** REQUIRED ACTION **
Pull out every line below holding the word "value".

━━━━━━━━

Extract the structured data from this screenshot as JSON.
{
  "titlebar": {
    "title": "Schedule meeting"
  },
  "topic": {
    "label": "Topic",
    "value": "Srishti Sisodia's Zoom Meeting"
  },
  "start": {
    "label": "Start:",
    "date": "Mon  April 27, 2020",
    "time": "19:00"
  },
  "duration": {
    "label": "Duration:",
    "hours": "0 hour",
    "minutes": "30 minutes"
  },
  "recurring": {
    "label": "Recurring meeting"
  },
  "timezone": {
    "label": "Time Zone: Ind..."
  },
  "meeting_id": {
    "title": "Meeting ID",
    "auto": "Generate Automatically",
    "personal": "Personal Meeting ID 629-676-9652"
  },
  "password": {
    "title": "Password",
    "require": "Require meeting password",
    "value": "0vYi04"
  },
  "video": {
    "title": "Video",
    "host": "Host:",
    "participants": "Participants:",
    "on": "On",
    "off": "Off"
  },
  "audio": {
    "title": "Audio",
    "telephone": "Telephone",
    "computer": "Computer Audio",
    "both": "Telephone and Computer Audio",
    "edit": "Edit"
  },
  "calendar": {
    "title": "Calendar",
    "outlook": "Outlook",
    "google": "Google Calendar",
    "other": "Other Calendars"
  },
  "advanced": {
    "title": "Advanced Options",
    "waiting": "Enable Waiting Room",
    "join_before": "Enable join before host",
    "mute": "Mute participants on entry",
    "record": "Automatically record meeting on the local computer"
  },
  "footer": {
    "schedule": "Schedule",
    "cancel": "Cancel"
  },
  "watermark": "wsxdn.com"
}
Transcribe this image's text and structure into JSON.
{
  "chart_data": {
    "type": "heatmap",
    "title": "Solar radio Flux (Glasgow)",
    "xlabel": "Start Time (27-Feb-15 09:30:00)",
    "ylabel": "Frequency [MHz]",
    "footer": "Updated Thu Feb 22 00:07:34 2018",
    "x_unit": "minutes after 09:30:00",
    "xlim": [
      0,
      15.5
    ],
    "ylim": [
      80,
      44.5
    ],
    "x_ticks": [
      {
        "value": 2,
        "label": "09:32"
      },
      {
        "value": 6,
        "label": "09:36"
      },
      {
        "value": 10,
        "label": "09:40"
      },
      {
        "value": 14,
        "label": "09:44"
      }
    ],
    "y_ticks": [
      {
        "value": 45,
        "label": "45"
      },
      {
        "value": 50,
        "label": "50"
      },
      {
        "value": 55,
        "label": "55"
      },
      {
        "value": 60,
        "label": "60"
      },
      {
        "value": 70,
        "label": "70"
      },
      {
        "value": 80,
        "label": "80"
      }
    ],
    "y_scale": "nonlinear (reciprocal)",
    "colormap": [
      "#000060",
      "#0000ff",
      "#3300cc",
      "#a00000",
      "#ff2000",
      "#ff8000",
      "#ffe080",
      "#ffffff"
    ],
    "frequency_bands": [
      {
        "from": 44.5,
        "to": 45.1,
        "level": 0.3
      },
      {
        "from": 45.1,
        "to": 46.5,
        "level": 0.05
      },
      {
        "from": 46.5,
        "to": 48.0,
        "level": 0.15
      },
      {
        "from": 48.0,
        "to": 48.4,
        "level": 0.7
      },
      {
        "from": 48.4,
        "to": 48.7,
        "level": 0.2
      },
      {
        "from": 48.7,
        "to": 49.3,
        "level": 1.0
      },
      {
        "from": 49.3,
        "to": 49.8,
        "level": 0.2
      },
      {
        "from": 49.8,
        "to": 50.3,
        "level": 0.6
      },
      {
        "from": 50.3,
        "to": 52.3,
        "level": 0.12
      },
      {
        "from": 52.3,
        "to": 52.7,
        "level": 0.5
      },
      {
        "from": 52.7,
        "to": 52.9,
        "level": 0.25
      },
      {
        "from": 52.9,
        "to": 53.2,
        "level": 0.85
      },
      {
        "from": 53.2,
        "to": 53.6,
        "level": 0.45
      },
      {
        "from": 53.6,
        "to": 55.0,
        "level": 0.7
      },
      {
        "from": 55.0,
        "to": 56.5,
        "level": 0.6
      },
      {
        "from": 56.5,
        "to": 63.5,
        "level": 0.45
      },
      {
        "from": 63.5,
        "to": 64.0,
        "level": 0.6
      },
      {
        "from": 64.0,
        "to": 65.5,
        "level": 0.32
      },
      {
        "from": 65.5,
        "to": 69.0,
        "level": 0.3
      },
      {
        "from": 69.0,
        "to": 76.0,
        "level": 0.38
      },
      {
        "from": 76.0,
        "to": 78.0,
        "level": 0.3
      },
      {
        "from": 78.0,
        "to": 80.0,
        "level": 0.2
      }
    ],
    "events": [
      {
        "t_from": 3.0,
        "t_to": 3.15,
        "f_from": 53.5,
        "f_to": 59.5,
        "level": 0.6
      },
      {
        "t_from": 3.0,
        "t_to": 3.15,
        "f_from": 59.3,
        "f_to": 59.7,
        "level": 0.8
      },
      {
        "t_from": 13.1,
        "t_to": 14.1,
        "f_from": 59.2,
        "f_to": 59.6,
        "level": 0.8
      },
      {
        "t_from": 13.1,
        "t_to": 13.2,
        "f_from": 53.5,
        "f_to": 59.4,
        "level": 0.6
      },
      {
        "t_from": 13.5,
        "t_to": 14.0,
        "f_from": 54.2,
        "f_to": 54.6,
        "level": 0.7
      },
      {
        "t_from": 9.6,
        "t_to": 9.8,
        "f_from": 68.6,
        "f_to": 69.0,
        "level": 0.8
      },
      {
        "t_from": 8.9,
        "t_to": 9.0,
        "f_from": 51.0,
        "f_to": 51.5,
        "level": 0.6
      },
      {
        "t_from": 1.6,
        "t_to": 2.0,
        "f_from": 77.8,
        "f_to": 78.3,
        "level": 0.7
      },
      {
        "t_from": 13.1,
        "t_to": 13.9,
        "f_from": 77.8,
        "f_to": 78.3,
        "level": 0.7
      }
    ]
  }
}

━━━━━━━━

** ANSWER BOX **
    "value": "Srishti Sisodia's Zoom Meeting"
    "value": "0vYi04"
        "value": 2,
        "value": 6,
        "value": 10,
        "value": 14,
        "value": 45,
        "value": 50,
        "value": 55,
        "value": 60,
        "value": 70,
        "value": 80,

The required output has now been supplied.